PROBLEM TO SOLVE: Every line from the one containing "Serialize everything readable" through the last line below should be reproduced exactly; please include nothing else.
*** ENTRIES SUPPLIED ***
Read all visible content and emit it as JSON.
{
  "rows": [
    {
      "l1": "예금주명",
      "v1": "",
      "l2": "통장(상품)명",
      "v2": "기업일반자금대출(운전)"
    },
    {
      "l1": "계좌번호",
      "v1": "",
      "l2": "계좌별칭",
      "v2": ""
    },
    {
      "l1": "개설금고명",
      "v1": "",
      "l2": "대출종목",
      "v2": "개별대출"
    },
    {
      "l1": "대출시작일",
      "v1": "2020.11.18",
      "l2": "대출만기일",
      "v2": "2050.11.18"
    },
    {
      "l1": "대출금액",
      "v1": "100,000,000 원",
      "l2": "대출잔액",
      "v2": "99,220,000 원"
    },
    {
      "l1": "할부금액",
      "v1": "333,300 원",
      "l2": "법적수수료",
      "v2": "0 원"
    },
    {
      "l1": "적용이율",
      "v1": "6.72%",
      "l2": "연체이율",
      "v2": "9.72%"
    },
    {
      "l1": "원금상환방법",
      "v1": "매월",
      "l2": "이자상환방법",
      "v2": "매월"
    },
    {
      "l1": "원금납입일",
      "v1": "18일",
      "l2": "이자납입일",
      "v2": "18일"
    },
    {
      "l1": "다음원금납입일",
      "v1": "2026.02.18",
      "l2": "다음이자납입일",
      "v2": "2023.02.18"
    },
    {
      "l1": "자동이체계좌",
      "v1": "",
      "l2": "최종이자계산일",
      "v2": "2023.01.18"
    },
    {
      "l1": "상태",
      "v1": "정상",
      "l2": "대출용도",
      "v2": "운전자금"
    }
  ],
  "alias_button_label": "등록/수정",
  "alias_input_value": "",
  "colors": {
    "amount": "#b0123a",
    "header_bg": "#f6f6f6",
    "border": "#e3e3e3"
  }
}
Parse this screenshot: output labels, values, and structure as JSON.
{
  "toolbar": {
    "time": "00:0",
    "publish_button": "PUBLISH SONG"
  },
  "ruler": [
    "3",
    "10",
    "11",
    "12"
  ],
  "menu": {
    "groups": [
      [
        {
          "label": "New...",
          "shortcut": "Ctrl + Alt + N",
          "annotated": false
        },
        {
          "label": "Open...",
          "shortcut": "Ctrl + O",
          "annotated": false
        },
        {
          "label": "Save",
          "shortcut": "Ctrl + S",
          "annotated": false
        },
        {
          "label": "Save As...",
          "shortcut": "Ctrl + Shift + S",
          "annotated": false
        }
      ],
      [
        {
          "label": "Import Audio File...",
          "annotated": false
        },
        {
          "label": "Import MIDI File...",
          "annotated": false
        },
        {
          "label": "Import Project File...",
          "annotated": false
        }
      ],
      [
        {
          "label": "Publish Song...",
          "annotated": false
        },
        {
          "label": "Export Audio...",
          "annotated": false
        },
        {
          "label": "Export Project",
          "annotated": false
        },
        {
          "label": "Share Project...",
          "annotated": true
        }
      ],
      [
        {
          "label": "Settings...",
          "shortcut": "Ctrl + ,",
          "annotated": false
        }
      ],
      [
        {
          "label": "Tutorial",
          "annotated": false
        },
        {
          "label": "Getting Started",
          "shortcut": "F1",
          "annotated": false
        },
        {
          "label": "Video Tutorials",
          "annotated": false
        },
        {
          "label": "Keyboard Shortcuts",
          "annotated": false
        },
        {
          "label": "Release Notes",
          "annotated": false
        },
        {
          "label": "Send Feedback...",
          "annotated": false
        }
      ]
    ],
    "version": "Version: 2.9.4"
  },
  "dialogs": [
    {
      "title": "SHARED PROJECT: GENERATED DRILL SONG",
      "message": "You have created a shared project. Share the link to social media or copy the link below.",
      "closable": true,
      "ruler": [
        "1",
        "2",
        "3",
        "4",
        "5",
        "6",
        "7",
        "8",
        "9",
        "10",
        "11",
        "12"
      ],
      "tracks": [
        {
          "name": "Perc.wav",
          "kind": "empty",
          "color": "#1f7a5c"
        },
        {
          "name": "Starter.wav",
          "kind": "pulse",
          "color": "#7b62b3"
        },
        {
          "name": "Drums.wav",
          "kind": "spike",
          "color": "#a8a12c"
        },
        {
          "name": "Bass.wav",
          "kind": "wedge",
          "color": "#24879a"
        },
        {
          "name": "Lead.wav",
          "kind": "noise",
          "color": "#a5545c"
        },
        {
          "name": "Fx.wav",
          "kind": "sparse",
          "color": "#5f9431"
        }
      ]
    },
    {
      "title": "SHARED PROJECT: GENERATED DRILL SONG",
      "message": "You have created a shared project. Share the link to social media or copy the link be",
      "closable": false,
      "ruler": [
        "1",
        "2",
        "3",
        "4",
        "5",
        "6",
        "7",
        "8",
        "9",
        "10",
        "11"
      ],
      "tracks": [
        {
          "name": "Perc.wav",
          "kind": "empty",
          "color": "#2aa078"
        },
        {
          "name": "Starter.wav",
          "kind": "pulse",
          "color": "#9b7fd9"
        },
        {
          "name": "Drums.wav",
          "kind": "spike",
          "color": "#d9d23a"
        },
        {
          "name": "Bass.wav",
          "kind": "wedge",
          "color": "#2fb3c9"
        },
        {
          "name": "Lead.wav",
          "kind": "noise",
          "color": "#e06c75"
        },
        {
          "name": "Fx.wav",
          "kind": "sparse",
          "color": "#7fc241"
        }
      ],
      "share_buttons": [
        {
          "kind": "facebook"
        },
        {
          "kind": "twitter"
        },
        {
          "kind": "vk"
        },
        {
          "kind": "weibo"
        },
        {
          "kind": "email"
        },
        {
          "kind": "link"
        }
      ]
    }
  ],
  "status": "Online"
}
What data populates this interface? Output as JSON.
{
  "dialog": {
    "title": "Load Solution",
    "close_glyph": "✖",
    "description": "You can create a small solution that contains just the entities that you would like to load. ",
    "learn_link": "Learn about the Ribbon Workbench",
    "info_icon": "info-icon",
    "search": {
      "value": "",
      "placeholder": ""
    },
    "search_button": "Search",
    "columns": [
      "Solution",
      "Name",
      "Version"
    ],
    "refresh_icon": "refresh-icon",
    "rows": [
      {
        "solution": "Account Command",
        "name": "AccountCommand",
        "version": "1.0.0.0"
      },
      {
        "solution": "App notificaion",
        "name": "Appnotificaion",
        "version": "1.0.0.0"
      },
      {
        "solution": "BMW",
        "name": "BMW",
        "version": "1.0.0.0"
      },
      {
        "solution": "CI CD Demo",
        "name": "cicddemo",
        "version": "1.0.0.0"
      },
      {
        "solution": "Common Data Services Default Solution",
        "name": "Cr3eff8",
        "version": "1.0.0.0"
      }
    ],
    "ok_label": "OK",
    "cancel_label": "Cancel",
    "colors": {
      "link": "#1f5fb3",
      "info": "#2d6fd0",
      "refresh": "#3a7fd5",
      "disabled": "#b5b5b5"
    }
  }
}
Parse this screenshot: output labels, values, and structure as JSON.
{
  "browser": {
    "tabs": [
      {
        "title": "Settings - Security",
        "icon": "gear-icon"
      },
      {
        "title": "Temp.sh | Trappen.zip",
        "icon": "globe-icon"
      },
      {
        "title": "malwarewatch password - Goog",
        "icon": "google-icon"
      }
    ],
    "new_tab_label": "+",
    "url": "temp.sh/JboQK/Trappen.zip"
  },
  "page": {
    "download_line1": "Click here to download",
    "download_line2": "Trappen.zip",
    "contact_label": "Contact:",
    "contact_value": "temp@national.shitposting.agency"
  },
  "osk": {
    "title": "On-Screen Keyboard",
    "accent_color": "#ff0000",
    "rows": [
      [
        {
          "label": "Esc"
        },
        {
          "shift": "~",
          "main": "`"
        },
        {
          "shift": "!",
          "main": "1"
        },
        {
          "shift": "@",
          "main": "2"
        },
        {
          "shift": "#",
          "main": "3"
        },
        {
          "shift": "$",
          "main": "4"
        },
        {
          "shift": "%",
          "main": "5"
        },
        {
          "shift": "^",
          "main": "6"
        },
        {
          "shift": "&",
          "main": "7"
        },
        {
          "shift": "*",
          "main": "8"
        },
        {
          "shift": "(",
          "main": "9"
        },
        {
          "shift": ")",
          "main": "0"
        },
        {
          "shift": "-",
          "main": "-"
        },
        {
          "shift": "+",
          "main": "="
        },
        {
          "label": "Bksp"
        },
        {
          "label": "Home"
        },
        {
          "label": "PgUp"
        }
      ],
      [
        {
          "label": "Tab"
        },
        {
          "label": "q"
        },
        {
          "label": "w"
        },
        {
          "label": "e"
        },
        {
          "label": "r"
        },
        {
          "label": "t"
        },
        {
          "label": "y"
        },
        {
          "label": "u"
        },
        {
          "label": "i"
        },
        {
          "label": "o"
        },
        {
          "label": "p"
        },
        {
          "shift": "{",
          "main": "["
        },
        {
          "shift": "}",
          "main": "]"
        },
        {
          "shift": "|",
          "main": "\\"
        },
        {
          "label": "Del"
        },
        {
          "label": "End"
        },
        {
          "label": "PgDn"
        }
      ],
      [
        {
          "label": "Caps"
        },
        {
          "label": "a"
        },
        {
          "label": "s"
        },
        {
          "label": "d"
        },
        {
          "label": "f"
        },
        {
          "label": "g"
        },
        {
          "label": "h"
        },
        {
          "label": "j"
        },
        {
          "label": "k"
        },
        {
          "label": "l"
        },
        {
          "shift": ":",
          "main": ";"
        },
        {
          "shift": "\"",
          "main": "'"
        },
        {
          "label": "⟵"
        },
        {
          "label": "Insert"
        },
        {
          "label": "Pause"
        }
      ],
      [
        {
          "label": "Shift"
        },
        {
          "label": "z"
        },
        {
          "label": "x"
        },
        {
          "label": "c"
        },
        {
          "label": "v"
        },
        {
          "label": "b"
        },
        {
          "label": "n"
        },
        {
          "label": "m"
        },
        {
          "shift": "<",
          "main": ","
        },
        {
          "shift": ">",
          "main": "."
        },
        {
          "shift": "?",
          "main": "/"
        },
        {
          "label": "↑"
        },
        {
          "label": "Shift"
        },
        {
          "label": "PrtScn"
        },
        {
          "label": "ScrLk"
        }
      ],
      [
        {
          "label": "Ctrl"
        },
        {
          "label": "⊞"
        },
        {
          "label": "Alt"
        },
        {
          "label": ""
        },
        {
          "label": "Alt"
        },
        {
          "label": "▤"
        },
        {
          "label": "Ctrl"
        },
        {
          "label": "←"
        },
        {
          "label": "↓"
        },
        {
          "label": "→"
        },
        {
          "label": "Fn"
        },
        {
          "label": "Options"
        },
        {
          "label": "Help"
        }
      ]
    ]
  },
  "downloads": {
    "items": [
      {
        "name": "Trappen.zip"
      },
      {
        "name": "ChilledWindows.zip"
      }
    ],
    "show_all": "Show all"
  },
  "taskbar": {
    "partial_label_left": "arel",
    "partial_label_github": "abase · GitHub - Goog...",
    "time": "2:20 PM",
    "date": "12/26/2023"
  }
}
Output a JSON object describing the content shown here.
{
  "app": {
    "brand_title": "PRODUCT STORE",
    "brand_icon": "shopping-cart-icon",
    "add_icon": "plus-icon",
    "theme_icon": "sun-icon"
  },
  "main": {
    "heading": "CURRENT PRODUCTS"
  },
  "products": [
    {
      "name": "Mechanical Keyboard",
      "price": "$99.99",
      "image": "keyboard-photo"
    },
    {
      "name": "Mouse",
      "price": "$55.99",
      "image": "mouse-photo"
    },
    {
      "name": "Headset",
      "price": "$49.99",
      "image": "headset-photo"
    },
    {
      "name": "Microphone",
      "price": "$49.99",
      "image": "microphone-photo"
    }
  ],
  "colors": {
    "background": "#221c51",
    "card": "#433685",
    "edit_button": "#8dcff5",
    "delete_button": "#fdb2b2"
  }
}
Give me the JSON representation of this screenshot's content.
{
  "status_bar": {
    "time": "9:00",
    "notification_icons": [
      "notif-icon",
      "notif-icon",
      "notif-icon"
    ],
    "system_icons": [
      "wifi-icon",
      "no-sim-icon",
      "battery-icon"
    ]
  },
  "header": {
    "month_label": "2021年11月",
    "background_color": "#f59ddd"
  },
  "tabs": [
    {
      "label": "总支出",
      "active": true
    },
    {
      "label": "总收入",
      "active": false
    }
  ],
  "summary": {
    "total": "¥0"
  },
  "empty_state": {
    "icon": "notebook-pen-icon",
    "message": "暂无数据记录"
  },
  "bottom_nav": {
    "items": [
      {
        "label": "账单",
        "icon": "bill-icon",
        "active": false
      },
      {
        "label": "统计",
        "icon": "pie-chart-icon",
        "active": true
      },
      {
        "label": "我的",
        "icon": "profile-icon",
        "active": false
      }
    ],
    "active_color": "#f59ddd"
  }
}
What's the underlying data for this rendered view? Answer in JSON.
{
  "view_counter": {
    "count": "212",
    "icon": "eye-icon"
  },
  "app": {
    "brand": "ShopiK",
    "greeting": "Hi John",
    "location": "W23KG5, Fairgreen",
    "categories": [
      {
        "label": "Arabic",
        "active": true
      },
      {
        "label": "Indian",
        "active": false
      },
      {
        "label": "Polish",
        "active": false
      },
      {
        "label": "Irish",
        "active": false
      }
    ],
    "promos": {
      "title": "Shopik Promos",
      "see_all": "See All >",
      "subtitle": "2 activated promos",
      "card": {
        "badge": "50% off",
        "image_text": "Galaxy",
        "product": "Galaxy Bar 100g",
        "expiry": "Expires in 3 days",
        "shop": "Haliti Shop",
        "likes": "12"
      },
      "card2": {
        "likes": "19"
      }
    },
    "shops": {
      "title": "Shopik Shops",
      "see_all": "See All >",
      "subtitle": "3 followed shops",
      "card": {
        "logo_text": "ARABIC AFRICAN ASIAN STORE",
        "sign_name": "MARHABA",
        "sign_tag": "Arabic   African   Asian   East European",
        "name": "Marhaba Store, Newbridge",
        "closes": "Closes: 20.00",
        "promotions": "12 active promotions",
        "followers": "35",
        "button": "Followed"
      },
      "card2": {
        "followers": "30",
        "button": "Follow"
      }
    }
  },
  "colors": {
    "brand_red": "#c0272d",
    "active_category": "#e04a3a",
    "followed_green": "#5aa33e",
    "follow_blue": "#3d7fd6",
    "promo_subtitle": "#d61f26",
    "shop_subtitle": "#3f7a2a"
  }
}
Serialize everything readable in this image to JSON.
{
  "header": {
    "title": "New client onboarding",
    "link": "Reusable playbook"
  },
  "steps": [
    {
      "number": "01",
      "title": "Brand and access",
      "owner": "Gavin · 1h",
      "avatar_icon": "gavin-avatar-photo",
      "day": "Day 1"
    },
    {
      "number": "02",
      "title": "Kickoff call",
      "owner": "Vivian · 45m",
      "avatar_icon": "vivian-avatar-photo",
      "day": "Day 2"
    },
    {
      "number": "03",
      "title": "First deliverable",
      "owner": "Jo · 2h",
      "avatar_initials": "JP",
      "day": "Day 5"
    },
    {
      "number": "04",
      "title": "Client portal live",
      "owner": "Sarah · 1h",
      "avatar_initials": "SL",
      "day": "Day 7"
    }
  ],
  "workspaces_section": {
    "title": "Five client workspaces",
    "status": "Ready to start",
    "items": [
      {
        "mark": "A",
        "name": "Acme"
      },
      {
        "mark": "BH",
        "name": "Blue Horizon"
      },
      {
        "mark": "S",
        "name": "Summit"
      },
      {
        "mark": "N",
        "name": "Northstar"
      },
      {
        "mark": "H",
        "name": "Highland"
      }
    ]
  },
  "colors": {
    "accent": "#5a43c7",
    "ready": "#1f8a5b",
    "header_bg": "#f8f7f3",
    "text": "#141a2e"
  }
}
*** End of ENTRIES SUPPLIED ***
YOUR SOLUTION:
Serialize everything readable in this image to JSON.
{
  "header": {
    "title": "New client onboarding",
    "link": "Reusable playbook"
  },
  "steps": [
    {
      "number": "01",
      "title": "Brand and access",
      "owner": "Gavin · 1h",
      "avatar_icon": "gavin-avatar-photo",
      "day": "Day 1"
    },
    {
      "number": "02",
      "title": "Kickoff call",
      "owner": "Vivian · 45m",
      "avatar_icon": "vivian-avatar-photo",
      "day": "Day 2"
    },
    {
      "number": "03",
      "title": "First deliverable",
      "owner": "Jo · 2h",
      "avatar_initials": "JP",
      "day": "Day 5"
    },
    {
      "number": "04",
      "title": "Client portal live",
      "owner": "Sarah · 1h",
      "avatar_initials": "SL",
      "day": "Day 7"
    }
  ],
  "workspaces_section": {
    "title": "Five client workspaces",
    "status": "Ready to start",
    "items": [
      {
        "mark": "A",
        "name": "Acme"
      },
      {
        "mark": "BH",
        "name": "Blue Horizon"
      },
      {
        "mark": "S",
        "name": "Summit"
      },
      {
        "mark": "N",
        "name": "Northstar"
      },
      {
        "mark": "H",
        "name": "Highland"
      }
    ]
  },
  "colors": {
    "accent": "#5a43c7",
    "ready": "#1f8a5b",
    "header_bg": "#f8f7f3",
    "text": "#141a2e"
  }
}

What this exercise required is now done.